Field is crowded in Kane; but few challenges in McHenry County

Updated 12/5/2011 7:15 PM

Kane County voters will have a plethora of ballot choices that may create an entirely new dynamic in county elected offices come next November. The final day of candidate filing showed almost every race will give voters more than one candidate from whom to choose.

Indeed, only four of the 24 county board seats are uncontested.

But in McHenry County, there is only one Republican candidate for each of the five countywide offices. Not a single Democrat has filed, although the party still may put up candidates for those seats before the November election. But not all is quiet in McHenry County. There is a good amount of competition -- among Republicans at least -- for county board seats.

Kane County

Barring any write-in candidates or a party slating another candidate in coming months, the Kane County Board incumbents who stand a good chance to win new terms are John Hoscheit, Barbara Wojnicki and Phil Lewis.

Joining them will be Joseph Haimann, an unchallenged Democrat who will take over the Carpentersville-based county board seat currently represented by Hollie Lindgren.

Mark Mossman, director of elections at Kane County, said either party could still nominate a candidate for an office within 75 days after the March primary. That candidate would have to take all the same steps as other candidates, such as gathering petitions and filling out a statement of economic interest, Mossman said.

Almost every other county elected office on the ballot has a contested race, thanks to new entries on the last day of filing.

District 20 incumbent Cristina Castro will now have a primary race with fellow Democrats Jose Sifuentes and Penny Wegman. The winner will face Republican Henoch Fuentes in November.

In District 9, Theresa Wrzala will challenge incumbent T.R. Smith for the Republican nod.

In District 18, Republican incumbent Drew Frasz will face a challenge from Democrat Kerri A. Branson.

Democrat Brenda Rogers also will give incumbent Kane County Recorder Sandy Wegman a challenge. That means every countywide elected office on the ballot, except for state's attorney, will have a contest. In addition to the recorder, those offices are: circuit court clerk, auditor, coroner and county board chairman.

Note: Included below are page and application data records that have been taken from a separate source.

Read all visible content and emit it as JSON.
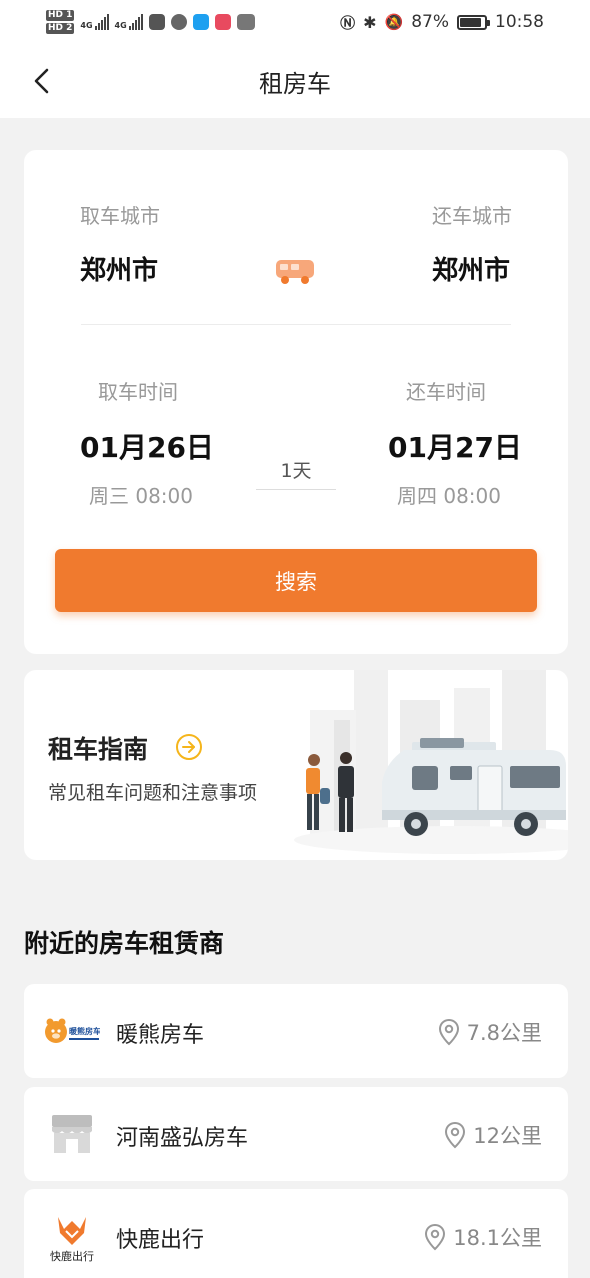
{
  "status_bar": {
    "hd1": "HD 1",
    "hd2": "HD 2",
    "net1": "4G",
    "net2": "4G",
    "battery": "87%",
    "time": "10:58"
  },
  "nav": {
    "title": "租房车"
  },
  "rental": {
    "pickup_city_label": "取车城市",
    "pickup_city": "郑州市",
    "return_city_label": "还车城市",
    "return_city": "郑州市",
    "pickup_time_label": "取车时间",
    "pickup_date": "01月26日",
    "pickup_week": "周三 08:00",
    "duration": "1天",
    "return_time_label": "还车时间",
    "return_date": "01月27日",
    "return_week": "周四 08:00",
    "search_label": "搜索"
  },
  "guide": {
    "title": "租车指南",
    "subtitle": "常见租车问题和注意事项"
  },
  "nearby": {
    "title": "附近的房车租赁商",
    "vendors": [
      {
        "name": "暖熊房车",
        "distance": "7.8公里",
        "logo_text": "暖熊房车"
      },
      {
        "name": "河南盛弘房车",
        "distance": "12公里"
      },
      {
        "name": "快鹿出行",
        "distance": "18.1公里",
        "logo_text": "快鹿出行"
      }
    ]
  },
  "colors": {
    "accent": "#f07a2e",
    "background": "#f2f2f2"
  }
}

So far, Kane County State's Attorney Joe McMahon is running unopposed for the office county board members appointed him to in 2010.

McHenry County

Most interesting about politics in McHenry County is who isn't running.

Longtime incumbents from four different McHenry County Board districts have decided not to run for re-election in March, opening the field for new faces and fresh ideas.

Marc Munaretto was first elected to District 1 in 1998 with a focus on finance. He said he wanted to adopt a strategic plan for the county, install fiscal controls, create a sustainable financial model and boost the county's credit rating to AAA -- which it was awarded by Moody's last April.

"I fulfilled and accomplished all of my goals and objectives as a county board member," Munaretto said. "I think it's appropriate for me, at this point, to step aside."

Munaretto, like one of his colleagues in the 3rd District, thinks it is time to let new board members work toward their own goals.

Barbara Wheeler was elected in 2002 for the board's 3rd District and, although she now is running for a state representative spot in District 64, already decided in 2010 this term would be her last.

"I loved being on the county board but I also saw a lot of great new talent coming forward and wanting to participate," Wheeler said.

Peter Merkel, elected in 2000 to District 4, also will pass up a chance for re-election. He said it was both a family and career decision to step back. Merkel is the director of parks and recreation with the City of McHenry and has amassed enough years to retire. Though he hasn't set a date yet, he doesn't want to chance being elected to another 4-year term.

Half of those elected will serve 2-year terms but it is decided in a draw after the election.

"I'm not going to run for something if I don't know that I can fully commit to finishing out the term," Merkel said.

Scott Breeden also will not run for re-election. He represents the second district but could not be reached for comment Monday as to why he chose to end his service.

District 6 has the largest field with 14 candidates vying for four spots. But as the filing period closed Monday evening, all six races were contested.

Multiple candidates in Districts 1, 2, 3, 4 and 6 showed up in time for the 8 a.m. start of the filing period Nov. 28. There will be a lottery at 10 a.m. Dec. 12 to decide whose name appears first on the ballot.

• Staff Writer Harry Hitzeman contributed to this report.

Article Comments ()
Guidelines: Keep it civil and on topic; no profanity, vulgarity, slurs or personal attacks. People who harass others or joke about tragedies will be blocked. If a comment violates these standards or our terms of service, click the X in the upper right corner of the comment box. To find our more, read our FAQ.